reproving them, He challenged them to prove Him guilty of any fault, saying: 'Which 1 of you convicteth me of sin?' In the same Gospel we are told that, when the Jews, having in vain sought for anything of which they could truthfully accuse Him before Pontius Pilate the Roman Governor, brought false accusations against Him, Pilate himself declared Him guiltless, three times saying: 'I find 2 no crime in him.' The testimony of His disciples given by the inspiration of the Holy Spirit is to the same effect.
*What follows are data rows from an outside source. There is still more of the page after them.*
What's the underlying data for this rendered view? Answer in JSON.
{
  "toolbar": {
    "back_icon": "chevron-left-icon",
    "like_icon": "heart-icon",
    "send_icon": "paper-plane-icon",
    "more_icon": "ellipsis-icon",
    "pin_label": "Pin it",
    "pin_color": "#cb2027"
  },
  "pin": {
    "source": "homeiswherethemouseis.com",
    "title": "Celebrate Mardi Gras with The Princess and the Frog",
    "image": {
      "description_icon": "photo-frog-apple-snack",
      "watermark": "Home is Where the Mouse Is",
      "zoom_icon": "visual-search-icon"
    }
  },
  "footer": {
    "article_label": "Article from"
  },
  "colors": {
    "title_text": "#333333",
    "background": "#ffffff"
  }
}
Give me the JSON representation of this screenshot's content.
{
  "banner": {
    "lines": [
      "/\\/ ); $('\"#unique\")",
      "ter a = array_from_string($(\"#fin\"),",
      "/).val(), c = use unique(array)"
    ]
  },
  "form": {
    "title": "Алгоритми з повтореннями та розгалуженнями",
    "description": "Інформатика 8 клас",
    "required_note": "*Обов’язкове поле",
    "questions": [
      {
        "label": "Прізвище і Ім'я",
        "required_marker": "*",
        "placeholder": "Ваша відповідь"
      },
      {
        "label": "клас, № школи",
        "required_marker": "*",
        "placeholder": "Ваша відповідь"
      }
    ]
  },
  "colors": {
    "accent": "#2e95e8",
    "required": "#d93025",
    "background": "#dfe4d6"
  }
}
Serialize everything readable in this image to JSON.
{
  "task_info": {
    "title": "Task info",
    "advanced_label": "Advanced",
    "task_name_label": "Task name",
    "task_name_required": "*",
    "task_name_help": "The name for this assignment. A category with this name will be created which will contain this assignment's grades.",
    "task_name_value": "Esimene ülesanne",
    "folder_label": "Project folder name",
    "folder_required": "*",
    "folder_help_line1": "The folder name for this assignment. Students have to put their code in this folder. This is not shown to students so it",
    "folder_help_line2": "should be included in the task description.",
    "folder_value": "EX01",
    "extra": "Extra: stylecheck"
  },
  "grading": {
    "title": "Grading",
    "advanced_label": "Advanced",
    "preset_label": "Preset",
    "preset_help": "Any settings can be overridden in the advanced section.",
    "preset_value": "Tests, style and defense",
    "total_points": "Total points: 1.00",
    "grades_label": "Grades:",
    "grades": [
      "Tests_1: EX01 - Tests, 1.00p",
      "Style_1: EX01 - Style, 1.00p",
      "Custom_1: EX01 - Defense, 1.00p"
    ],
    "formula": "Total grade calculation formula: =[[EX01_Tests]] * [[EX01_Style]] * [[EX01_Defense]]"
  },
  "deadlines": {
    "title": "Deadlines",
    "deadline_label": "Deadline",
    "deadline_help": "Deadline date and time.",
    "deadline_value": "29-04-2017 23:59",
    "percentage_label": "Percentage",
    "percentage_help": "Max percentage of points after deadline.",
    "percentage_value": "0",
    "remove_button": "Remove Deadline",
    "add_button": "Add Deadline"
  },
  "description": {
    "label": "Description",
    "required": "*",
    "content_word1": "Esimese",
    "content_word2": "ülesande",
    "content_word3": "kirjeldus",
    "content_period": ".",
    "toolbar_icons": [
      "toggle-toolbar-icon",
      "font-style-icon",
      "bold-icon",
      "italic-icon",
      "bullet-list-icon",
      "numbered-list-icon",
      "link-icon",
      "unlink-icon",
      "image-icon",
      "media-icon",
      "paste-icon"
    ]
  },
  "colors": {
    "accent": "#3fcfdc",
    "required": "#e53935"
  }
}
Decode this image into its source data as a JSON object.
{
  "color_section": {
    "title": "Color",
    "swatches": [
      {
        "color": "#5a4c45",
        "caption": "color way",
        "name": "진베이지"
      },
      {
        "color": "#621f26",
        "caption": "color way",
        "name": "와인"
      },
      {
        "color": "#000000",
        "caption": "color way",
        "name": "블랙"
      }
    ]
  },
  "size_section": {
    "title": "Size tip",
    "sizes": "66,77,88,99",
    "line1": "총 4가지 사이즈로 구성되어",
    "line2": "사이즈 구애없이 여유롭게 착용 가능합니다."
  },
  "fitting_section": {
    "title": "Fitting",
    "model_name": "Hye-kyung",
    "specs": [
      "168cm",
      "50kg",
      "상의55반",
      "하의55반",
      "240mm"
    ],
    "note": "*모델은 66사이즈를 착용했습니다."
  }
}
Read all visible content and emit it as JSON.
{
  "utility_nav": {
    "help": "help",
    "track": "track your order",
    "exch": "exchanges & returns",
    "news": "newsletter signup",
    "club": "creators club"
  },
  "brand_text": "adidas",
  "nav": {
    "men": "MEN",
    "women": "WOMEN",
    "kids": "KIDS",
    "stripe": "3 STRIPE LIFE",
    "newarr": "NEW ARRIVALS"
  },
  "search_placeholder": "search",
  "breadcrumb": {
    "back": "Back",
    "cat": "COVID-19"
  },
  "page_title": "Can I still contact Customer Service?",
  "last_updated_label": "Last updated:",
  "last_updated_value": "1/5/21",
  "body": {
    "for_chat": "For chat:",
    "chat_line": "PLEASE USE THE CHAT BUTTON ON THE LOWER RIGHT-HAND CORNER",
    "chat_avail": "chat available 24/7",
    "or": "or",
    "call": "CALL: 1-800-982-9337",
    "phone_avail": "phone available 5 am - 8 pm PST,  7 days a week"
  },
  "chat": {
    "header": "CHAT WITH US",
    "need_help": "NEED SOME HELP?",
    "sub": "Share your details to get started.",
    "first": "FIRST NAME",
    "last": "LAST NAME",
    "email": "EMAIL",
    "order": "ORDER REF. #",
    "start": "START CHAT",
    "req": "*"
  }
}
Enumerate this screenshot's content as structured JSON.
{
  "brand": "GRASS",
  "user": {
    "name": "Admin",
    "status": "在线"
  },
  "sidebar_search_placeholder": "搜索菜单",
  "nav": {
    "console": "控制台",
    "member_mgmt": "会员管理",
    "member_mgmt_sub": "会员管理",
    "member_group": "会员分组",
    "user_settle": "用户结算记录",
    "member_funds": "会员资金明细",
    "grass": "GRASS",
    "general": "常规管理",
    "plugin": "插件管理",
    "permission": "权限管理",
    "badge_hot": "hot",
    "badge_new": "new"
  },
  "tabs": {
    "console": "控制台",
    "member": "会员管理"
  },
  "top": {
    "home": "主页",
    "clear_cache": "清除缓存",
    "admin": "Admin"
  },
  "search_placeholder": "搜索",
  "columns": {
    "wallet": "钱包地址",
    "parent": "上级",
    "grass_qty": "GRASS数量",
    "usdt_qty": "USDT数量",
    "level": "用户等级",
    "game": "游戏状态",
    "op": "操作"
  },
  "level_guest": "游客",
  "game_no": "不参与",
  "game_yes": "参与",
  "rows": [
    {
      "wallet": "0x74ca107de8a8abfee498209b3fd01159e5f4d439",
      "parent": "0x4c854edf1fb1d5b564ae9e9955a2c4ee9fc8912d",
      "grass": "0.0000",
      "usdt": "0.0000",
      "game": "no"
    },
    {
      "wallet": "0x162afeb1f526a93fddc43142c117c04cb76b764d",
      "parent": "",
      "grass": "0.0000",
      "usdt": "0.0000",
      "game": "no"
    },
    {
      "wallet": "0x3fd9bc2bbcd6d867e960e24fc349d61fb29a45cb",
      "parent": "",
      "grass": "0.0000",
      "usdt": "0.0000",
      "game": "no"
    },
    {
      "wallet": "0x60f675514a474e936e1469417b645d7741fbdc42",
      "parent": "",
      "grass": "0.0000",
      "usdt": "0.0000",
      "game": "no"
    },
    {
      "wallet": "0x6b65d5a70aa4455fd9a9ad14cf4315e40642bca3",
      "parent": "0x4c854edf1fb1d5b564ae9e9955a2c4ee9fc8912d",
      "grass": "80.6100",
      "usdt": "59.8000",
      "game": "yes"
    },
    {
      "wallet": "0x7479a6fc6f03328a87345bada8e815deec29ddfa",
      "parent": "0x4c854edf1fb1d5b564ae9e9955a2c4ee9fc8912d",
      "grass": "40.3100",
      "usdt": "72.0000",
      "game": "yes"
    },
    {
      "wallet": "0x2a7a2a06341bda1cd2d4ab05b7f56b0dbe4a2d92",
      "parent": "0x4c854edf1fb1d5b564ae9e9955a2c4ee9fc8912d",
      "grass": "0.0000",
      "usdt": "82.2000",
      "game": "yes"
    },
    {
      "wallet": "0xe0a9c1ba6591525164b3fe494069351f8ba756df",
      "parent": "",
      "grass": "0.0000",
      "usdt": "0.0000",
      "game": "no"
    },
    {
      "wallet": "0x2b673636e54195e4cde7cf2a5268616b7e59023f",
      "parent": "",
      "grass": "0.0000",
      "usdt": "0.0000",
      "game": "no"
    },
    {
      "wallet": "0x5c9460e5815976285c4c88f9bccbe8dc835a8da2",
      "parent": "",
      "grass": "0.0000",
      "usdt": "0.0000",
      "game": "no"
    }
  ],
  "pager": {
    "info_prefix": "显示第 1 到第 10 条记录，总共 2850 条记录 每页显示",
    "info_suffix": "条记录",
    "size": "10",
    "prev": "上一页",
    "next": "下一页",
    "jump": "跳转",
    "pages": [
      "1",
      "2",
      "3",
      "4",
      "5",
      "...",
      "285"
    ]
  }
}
Thus Peter says: 'Christ 3 also suffered for you, leaving you an example, that ye should follow his steps: who did no sin, neither was guile found in his mouth: who, when he was reviled, reviled not again; when he suffered, threatened not; but committed himself to him that judgeth righteously: who his own self bare our sins in his body upon the tree, that we, having died unto sins, might live unto righteousness; by whose stripes ye were healed.' So also in the Epistle to the Hebrews it is written: 'For 4 we have not a high priest that cannot be touched with the feeling of our infirmities; but one that hath been in all points tempted like as we are, yet without sin;' and again: ' For 5 such a high priest became us, holy, guileless, undefiled, separated from sinners, and made higher than the heavens.'

1 John viii. 46.
2 John xviii. 38 and xix. 4 and 6. See also Luke xxiii. 4.
3 1 Pet. ii. 21-4. 4 Heb. iv. 15. 5 John viii. 23.



We now inquire what testimony the Lord Jesus Christ bore to his own divine nature. It will be sufficient if we quote a few of His words on the subject. In St. John's Gospel it is stated that one day He said to His enemies: 'Ye 1 are from beneath; I am from above: ye are of this world; I am not of this world.' Again He said: ' I 2 and the Father are one;' and again: 'If 3 I do not the works of my Father, believe me not. But if I do them, though ye believe not me, believe the works: that ye may know and understand that the Father is in me, and I in the Father.' In the same way He said to one of His disciples: 'I 4 am the way, and the truth, and the life: no one cometh unto the Father, but by me. If ye had known me, ye would have known my Father also: from henceforth ye know him, and have seen him . . . . Have I been so long time with you, and dost thou not know me, Philip? he that hath seen me hath seen the Father . . . . Believe me that I am in the Father, and the Father in me.' We have already seen some passages which show that His disciples afterwards taught the very same truth about their Master. Here, therefore, we quote only two more passages to the same effect. In the Epistle to the Romans it is written: 'Christ 5 . . . is over all; God blessed for ever.' And in the Epistle to the Colossians we find the words: 'That 6 they may

1 John viii. 23. 2 John x. 30. 3 John x. 37-8.
4 John xiv. 6-11. 5 Rom. ix. 5. 6 Col. ii. 2-3, 9.